• What is needed:
The answer must reproduce every record exactly, with all pictures omitted.

Recorded data:
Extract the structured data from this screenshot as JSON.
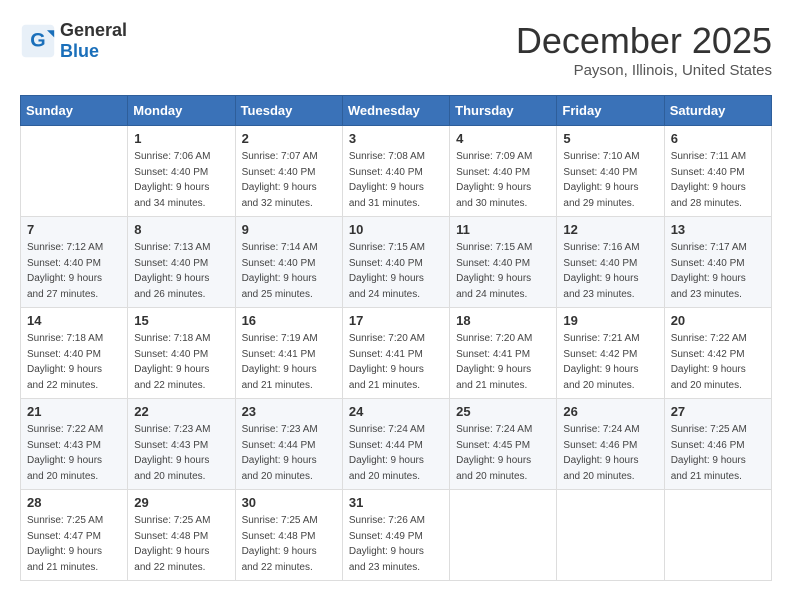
{
  "header": {
    "logo_general": "General",
    "logo_blue": "Blue",
    "month_title": "December 2025",
    "location": "Payson, Illinois, United States"
  },
  "weekdays": [
    "Sunday",
    "Monday",
    "Tuesday",
    "Wednesday",
    "Thursday",
    "Friday",
    "Saturday"
  ],
  "weeks": [
    [
      {
        "day": "",
        "info": ""
      },
      {
        "day": "1",
        "info": "Sunrise: 7:06 AM\nSunset: 4:40 PM\nDaylight: 9 hours\nand 34 minutes."
      },
      {
        "day": "2",
        "info": "Sunrise: 7:07 AM\nSunset: 4:40 PM\nDaylight: 9 hours\nand 32 minutes."
      },
      {
        "day": "3",
        "info": "Sunrise: 7:08 AM\nSunset: 4:40 PM\nDaylight: 9 hours\nand 31 minutes."
      },
      {
        "day": "4",
        "info": "Sunrise: 7:09 AM\nSunset: 4:40 PM\nDaylight: 9 hours\nand 30 minutes."
      },
      {
        "day": "5",
        "info": "Sunrise: 7:10 AM\nSunset: 4:40 PM\nDaylight: 9 hours\nand 29 minutes."
      },
      {
        "day": "6",
        "info": "Sunrise: 7:11 AM\nSunset: 4:40 PM\nDaylight: 9 hours\nand 28 minutes."
      }
    ],
    [
      {
        "day": "7",
        "info": "Sunrise: 7:12 AM\nSunset: 4:40 PM\nDaylight: 9 hours\nand 27 minutes."
      },
      {
        "day": "8",
        "info": "Sunrise: 7:13 AM\nSunset: 4:40 PM\nDaylight: 9 hours\nand 26 minutes."
      },
      {
        "day": "9",
        "info": "Sunrise: 7:14 AM\nSunset: 4:40 PM\nDaylight: 9 hours\nand 25 minutes."
      },
      {
        "day": "10",
        "info": "Sunrise: 7:15 AM\nSunset: 4:40 PM\nDaylight: 9 hours\nand 24 minutes."
      },
      {
        "day": "11",
        "info": "Sunrise: 7:15 AM\nSunset: 4:40 PM\nDaylight: 9 hours\nand 24 minutes."
      },
      {
        "day": "12",
        "info": "Sunrise: 7:16 AM\nSunset: 4:40 PM\nDaylight: 9 hours\nand 23 minutes."
      },
      {
        "day": "13",
        "info": "Sunrise: 7:17 AM\nSunset: 4:40 PM\nDaylight: 9 hours\nand 23 minutes."
      }
    ],
    [
      {
        "day": "14",
        "info": "Sunrise: 7:18 AM\nSunset: 4:40 PM\nDaylight: 9 hours\nand 22 minutes."
      },
      {
        "day": "15",
        "info": "Sunrise: 7:18 AM\nSunset: 4:40 PM\nDaylight: 9 hours\nand 22 minutes."
      },
      {
        "day": "16",
        "info": "Sunrise: 7:19 AM\nSunset: 4:41 PM\nDaylight: 9 hours\nand 21 minutes."
      },
      {
        "day": "17",
        "info": "Sunrise: 7:20 AM\nSunset: 4:41 PM\nDaylight: 9 hours\nand 21 minutes."
      },
      {
        "day": "18",
        "info": "Sunrise: 7:20 AM\nSunset: 4:41 PM\nDaylight: 9 hours\nand 21 minutes."
      },
      {
        "day": "19",
        "info": "Sunrise: 7:21 AM\nSunset: 4:42 PM\nDaylight: 9 hours\nand 20 minutes."
      },
      {
        "day": "20",
        "info": "Sunrise: 7:22 AM\nSunset: 4:42 PM\nDaylight: 9 hours\nand 20 minutes."
      }
    ],
    [
      {
        "day": "21",
        "info": "Sunrise: 7:22 AM\nSunset: 4:43 PM\nDaylight: 9 hours\nand 20 minutes."
      },
      {
        "day": "22",
        "info": "Sunrise: 7:23 AM\nSunset: 4:43 PM\nDaylight: 9 hours\nand 20 minutes."
      },
      {
        "day": "23",
        "info": "Sunrise: 7:23 AM\nSunset: 4:44 PM\nDaylight: 9 hours\nand 20 minutes."
      },
      {
        "day": "24",
        "info": "Sunrise: 7:24 AM\nSunset: 4:44 PM\nDaylight: 9 hours\nand 20 minutes."
      },
      {
        "day": "25",
        "info": "Sunrise: 7:24 AM\nSunset: 4:45 PM\nDaylight: 9 hours\nand 20 minutes."
      },
      {
        "day": "26",
        "info": "Sunrise: 7:24 AM\nSunset: 4:46 PM\nDaylight: 9 hours\nand 20 minutes."
      },
      {
        "day": "27",
        "info": "Sunrise: 7:25 AM\nSunset: 4:46 PM\nDaylight: 9 hours\nand 21 minutes."
      }
    ],
    [
      {
        "day": "28",
        "info": "Sunrise: 7:25 AM\nSunset: 4:47 PM\nDaylight: 9 hours\nand 21 minutes."
      },
      {
        "day": "29",
        "info": "Sunrise: 7:25 AM\nSunset: 4:48 PM\nDaylight: 9 hours\nand 22 minutes."
      },
      {
        "day": "30",
        "info": "Sunrise: 7:25 AM\nSunset: 4:48 PM\nDaylight: 9 hours\nand 22 minutes."
      },
      {
        "day": "31",
        "info": "Sunrise: 7:26 AM\nSunset: 4:49 PM\nDaylight: 9 hours\nand 23 minutes."
      },
      {
        "day": "",
        "info": ""
      },
      {
        "day": "",
        "info": ""
      },
      {
        "day": "",
        "info": ""
      }
    ]
  ]
}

• Response:
Extract the structured data from this screenshot as JSON.
{
  "header": {
    "logo_general": "General",
    "logo_blue": "Blue",
    "month_title": "December 2025",
    "location": "Payson, Illinois, United States"
  },
  "weekdays": [
    "Sunday",
    "Monday",
    "Tuesday",
    "Wednesday",
    "Thursday",
    "Friday",
    "Saturday"
  ],
  "weeks": [
    [
      {
        "day": "",
        "info": ""
      },
      {
        "day": "1",
        "info": "Sunrise: 7:06 AM\nSunset: 4:40 PM\nDaylight: 9 hours\nand 34 minutes."
      },
      {
        "day": "2",
        "info": "Sunrise: 7:07 AM\nSunset: 4:40 PM\nDaylight: 9 hours\nand 32 minutes."
      },
      {
        "day": "3",
        "info": "Sunrise: 7:08 AM\nSunset: 4:40 PM\nDaylight: 9 hours\nand 31 minutes."
      },
      {
        "day": "4",
        "info": "Sunrise: 7:09 AM\nSunset: 4:40 PM\nDaylight: 9 hours\nand 30 minutes."
      },
      {
        "day": "5",
        "info": "Sunrise: 7:10 AM\nSunset: 4:40 PM\nDaylight: 9 hours\nand 29 minutes."
      },
      {
        "day": "6",
        "info": "Sunrise: 7:11 AM\nSunset: 4:40 PM\nDaylight: 9 hours\nand 28 minutes."
      }
    ],
    [
      {
        "day": "7",
        "info": "Sunrise: 7:12 AM\nSunset: 4:40 PM\nDaylight: 9 hours\nand 27 minutes."
      },
      {
        "day": "8",
        "info": "Sunrise: 7:13 AM\nSunset: 4:40 PM\nDaylight: 9 hours\nand 26 minutes."
      },
      {
        "day": "9",
        "info": "Sunrise: 7:14 AM\nSunset: 4:40 PM\nDaylight: 9 hours\nand 25 minutes."
      },
      {
        "day": "10",
        "info": "Sunrise: 7:15 AM\nSunset: 4:40 PM\nDaylight: 9 hours\nand 24 minutes."
      },
      {
        "day": "11",
        "info": "Sunrise: 7:15 AM\nSunset: 4:40 PM\nDaylight: 9 hours\nand 24 minutes."
      },
      {
        "day": "12",
        "info": "Sunrise: 7:16 AM\nSunset: 4:40 PM\nDaylight: 9 hours\nand 23 minutes."
      },
      {
        "day": "13",
        "info": "Sunrise: 7:17 AM\nSunset: 4:40 PM\nDaylight: 9 hours\nand 23 minutes."
      }
    ],
    [
      {
        "day": "14",
        "info": "Sunrise: 7:18 AM\nSunset: 4:40 PM\nDaylight: 9 hours\nand 22 minutes."
      },
      {
        "day": "15",
        "info": "Sunrise: 7:18 AM\nSunset: 4:40 PM\nDaylight: 9 hours\nand 22 minutes."
      },
      {
        "day": "16",
        "info": "Sunrise: 7:19 AM\nSunset: 4:41 PM\nDaylight: 9 hours\nand 21 minutes."
      },
      {
        "day": "17",
        "info": "Sunrise: 7:20 AM\nSunset: 4:41 PM\nDaylight: 9 hours\nand 21 minutes."
      },
      {
        "day": "18",
        "info": "Sunrise: 7:20 AM\nSunset: 4:41 PM\nDaylight: 9 hours\nand 21 minutes."
      },
      {
        "day": "19",
        "info": "Sunrise: 7:21 AM\nSunset: 4:42 PM\nDaylight: 9 hours\nand 20 minutes."
      },
      {
        "day": "20",
        "info": "Sunrise: 7:22 AM\nSunset: 4:42 PM\nDaylight: 9 hours\nand 20 minutes."
      }
    ],
    [
      {
        "day": "21",
        "info": "Sunrise: 7:22 AM\nSunset: 4:43 PM\nDaylight: 9 hours\nand 20 minutes."
      },
      {
        "day": "22",
        "info": "Sunrise: 7:23 AM\nSunset: 4:43 PM\nDaylight: 9 hours\nand 20 minutes."
      },
      {
        "day": "23",
        "info": "Sunrise: 7:23 AM\nSunset: 4:44 PM\nDaylight: 9 hours\nand 20 minutes."
      },
      {
        "day": "24",
        "info": "Sunrise: 7:24 AM\nSunset: 4:44 PM\nDaylight: 9 hours\nand 20 minutes."
      },
      {
        "day": "25",
        "info": "Sunrise: 7:24 AM\nSunset: 4:45 PM\nDaylight: 9 hours\nand 20 minutes."
      },
      {
        "day": "26",
        "info": "Sunrise: 7:24 AM\nSunset: 4:46 PM\nDaylight: 9 hours\nand 20 minutes."
      },
      {
        "day": "27",
        "info": "Sunrise: 7:25 AM\nSunset: 4:46 PM\nDaylight: 9 hours\nand 21 minutes."
      }
    ],
    [
      {
        "day": "28",
        "info": "Sunrise: 7:25 AM\nSunset: 4:47 PM\nDaylight: 9 hours\nand 21 minutes."
      },
      {
        "day": "29",
        "info": "Sunrise: 7:25 AM\nSunset: 4:48 PM\nDaylight: 9 hours\nand 22 minutes."
      },
      {
        "day": "30",
        "info": "Sunrise: 7:25 AM\nSunset: 4:48 PM\nDaylight: 9 hours\nand 22 minutes."
      },
      {
        "day": "31",
        "info": "Sunrise: 7:26 AM\nSunset: 4:49 PM\nDaylight: 9 hours\nand 23 minutes."
      },
      {
        "day": "",
        "info": ""
      },
      {
        "day": "",
        "info": ""
      },
      {
        "day": "",
        "info": ""
      }
    ]
  ]
}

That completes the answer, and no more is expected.